▸ **Your assignment**
Filter the entries down to the lines holding "data", then copy those lines.

▸ **Given entries**
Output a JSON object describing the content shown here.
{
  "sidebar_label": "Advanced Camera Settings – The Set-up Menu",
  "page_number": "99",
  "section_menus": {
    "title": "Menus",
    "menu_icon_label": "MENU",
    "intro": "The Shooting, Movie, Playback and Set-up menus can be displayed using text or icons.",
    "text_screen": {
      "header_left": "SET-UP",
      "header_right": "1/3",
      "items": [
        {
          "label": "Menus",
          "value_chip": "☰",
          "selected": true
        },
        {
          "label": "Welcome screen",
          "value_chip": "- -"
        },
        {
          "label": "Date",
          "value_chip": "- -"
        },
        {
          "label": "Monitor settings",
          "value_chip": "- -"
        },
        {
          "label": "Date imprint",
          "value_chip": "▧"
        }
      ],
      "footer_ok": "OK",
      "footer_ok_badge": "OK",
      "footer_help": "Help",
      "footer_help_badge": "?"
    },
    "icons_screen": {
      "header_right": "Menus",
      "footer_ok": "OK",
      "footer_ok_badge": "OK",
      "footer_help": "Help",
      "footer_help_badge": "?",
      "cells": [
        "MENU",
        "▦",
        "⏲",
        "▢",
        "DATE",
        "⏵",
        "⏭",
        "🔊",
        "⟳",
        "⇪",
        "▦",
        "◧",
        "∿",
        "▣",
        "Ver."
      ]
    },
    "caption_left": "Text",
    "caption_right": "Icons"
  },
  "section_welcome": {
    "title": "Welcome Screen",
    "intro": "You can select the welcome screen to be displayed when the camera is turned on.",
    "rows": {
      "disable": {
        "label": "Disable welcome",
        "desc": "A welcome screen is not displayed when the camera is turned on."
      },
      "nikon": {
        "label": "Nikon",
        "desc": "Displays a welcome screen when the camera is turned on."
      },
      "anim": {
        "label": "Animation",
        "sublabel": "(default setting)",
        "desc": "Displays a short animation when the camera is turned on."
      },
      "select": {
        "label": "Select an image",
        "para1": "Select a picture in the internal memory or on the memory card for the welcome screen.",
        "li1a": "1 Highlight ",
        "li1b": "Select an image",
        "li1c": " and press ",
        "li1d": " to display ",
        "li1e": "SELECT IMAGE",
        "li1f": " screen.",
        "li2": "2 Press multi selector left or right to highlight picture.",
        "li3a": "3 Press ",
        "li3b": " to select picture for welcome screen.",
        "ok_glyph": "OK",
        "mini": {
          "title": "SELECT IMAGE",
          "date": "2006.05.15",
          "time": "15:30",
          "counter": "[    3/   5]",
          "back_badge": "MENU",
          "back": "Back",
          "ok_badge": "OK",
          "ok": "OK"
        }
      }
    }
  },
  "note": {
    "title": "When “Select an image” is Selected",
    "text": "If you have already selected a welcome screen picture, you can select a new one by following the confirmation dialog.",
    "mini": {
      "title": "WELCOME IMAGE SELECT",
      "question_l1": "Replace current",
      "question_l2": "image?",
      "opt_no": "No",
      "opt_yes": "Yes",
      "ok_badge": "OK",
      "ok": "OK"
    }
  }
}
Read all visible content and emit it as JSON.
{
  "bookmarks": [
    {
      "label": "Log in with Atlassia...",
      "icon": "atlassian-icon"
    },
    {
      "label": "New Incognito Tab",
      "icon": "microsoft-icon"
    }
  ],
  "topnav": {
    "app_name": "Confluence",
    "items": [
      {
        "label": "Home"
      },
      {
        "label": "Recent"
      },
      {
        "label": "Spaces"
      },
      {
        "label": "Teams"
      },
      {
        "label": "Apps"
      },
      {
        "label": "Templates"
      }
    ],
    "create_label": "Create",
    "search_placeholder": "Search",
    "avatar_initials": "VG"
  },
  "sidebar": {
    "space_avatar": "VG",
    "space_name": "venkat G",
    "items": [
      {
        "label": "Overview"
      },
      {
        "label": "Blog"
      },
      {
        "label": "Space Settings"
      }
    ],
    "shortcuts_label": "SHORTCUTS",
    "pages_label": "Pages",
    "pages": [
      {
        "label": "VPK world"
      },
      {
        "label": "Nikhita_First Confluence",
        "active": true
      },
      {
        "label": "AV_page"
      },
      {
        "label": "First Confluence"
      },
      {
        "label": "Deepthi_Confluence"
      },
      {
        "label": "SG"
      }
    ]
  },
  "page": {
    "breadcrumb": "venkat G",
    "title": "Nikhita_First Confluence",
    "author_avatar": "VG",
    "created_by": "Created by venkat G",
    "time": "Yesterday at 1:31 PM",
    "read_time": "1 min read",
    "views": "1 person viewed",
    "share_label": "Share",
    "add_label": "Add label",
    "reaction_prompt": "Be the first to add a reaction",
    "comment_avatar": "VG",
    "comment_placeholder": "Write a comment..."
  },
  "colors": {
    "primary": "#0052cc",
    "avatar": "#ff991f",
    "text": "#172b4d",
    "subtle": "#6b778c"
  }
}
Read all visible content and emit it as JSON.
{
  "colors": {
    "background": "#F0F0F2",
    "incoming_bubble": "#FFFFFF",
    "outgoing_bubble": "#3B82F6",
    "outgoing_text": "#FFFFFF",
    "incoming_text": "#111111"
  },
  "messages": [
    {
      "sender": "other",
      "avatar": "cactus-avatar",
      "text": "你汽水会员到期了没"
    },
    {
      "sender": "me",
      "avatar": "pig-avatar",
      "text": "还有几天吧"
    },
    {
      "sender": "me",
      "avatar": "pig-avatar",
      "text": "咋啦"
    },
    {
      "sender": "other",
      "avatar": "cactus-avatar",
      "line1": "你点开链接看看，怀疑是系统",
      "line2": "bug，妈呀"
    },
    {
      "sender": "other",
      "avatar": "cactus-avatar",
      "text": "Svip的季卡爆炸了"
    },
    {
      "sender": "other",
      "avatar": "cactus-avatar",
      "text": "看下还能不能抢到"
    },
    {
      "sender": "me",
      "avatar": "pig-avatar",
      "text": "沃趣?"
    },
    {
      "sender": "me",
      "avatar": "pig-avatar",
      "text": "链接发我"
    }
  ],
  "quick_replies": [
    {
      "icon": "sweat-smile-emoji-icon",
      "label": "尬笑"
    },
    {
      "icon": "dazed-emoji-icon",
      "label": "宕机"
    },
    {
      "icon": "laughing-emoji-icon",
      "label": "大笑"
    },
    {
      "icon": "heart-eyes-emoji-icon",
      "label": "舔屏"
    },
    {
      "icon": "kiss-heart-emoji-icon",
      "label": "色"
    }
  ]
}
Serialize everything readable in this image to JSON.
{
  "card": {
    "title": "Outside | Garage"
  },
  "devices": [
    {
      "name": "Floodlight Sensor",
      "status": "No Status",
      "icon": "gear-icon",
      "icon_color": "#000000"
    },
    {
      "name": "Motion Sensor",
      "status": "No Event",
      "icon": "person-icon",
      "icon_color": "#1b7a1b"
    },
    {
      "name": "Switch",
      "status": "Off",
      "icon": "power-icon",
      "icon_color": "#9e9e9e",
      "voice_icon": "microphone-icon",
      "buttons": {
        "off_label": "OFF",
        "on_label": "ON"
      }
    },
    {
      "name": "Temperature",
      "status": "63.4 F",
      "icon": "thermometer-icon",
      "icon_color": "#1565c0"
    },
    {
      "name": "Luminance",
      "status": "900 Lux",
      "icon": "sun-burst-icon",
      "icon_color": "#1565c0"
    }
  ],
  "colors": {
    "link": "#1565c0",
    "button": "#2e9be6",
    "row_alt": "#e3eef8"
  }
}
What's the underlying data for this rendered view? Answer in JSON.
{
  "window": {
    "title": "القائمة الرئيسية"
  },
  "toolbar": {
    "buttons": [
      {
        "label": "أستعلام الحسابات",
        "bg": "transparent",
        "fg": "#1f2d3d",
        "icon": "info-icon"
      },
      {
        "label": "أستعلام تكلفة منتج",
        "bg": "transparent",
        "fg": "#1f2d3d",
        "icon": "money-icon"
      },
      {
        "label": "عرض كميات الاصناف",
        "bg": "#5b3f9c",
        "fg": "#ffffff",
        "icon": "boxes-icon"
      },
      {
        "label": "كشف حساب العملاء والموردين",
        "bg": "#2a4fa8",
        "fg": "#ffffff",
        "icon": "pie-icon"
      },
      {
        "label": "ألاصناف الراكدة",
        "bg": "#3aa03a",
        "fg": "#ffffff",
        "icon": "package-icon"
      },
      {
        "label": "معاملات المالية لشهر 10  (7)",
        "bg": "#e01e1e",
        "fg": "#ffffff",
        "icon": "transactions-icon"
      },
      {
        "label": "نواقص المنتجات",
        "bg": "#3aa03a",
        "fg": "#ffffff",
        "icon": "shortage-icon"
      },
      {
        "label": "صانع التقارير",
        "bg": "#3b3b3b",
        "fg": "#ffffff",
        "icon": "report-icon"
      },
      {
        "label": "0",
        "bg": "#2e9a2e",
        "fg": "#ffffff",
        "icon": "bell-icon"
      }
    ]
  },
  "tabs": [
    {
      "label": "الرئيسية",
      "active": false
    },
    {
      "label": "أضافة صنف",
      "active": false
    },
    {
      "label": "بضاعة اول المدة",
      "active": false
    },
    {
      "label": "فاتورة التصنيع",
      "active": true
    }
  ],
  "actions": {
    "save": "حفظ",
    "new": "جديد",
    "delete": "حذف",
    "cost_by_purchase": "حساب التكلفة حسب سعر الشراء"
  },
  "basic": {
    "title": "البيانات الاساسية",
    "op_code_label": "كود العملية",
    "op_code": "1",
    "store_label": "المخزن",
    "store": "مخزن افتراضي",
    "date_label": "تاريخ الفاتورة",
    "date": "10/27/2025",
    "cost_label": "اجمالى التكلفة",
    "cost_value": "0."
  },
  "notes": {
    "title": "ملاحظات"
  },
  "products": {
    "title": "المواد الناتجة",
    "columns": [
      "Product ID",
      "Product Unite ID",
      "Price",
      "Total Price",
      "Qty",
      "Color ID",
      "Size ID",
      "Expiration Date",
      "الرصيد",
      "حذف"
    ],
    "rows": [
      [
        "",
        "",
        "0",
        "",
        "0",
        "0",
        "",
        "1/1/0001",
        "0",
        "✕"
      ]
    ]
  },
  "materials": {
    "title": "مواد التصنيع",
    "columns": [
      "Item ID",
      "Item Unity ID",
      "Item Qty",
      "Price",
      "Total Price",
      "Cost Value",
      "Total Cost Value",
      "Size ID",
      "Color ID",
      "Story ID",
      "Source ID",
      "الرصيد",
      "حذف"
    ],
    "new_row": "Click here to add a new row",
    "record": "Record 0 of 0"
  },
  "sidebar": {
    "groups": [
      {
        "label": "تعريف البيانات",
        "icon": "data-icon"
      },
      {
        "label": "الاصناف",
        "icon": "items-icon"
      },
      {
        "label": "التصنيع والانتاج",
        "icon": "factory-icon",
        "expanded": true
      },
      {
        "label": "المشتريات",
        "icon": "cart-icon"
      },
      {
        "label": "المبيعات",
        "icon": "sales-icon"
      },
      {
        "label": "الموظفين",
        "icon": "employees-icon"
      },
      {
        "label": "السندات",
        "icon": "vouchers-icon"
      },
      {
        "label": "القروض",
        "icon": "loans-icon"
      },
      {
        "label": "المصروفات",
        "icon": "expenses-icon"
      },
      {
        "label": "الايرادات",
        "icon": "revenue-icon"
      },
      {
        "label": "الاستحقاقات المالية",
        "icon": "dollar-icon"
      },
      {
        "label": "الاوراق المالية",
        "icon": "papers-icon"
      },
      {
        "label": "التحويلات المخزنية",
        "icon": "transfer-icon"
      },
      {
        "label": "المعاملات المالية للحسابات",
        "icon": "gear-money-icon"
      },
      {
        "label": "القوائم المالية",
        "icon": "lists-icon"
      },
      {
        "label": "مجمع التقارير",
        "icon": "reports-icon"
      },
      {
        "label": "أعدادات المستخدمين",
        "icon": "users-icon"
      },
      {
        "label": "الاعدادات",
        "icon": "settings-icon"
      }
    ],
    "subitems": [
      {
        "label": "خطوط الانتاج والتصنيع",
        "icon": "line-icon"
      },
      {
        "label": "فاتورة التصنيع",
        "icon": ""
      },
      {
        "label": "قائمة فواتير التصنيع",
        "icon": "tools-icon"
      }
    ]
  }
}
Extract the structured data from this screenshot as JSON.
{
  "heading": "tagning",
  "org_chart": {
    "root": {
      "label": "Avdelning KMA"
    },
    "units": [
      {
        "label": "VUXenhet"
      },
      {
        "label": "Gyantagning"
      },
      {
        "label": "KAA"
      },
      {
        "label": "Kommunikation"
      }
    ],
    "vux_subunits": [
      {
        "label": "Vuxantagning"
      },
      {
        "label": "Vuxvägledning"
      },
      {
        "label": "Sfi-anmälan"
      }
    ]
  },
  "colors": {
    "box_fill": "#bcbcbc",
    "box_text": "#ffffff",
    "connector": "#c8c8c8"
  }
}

▸ **Answer to this problem**
What's the underlying data for this rendered view? Answer in JSON.
        "icon": "data-icon"
Extract the structured data from this screenshot as JSON.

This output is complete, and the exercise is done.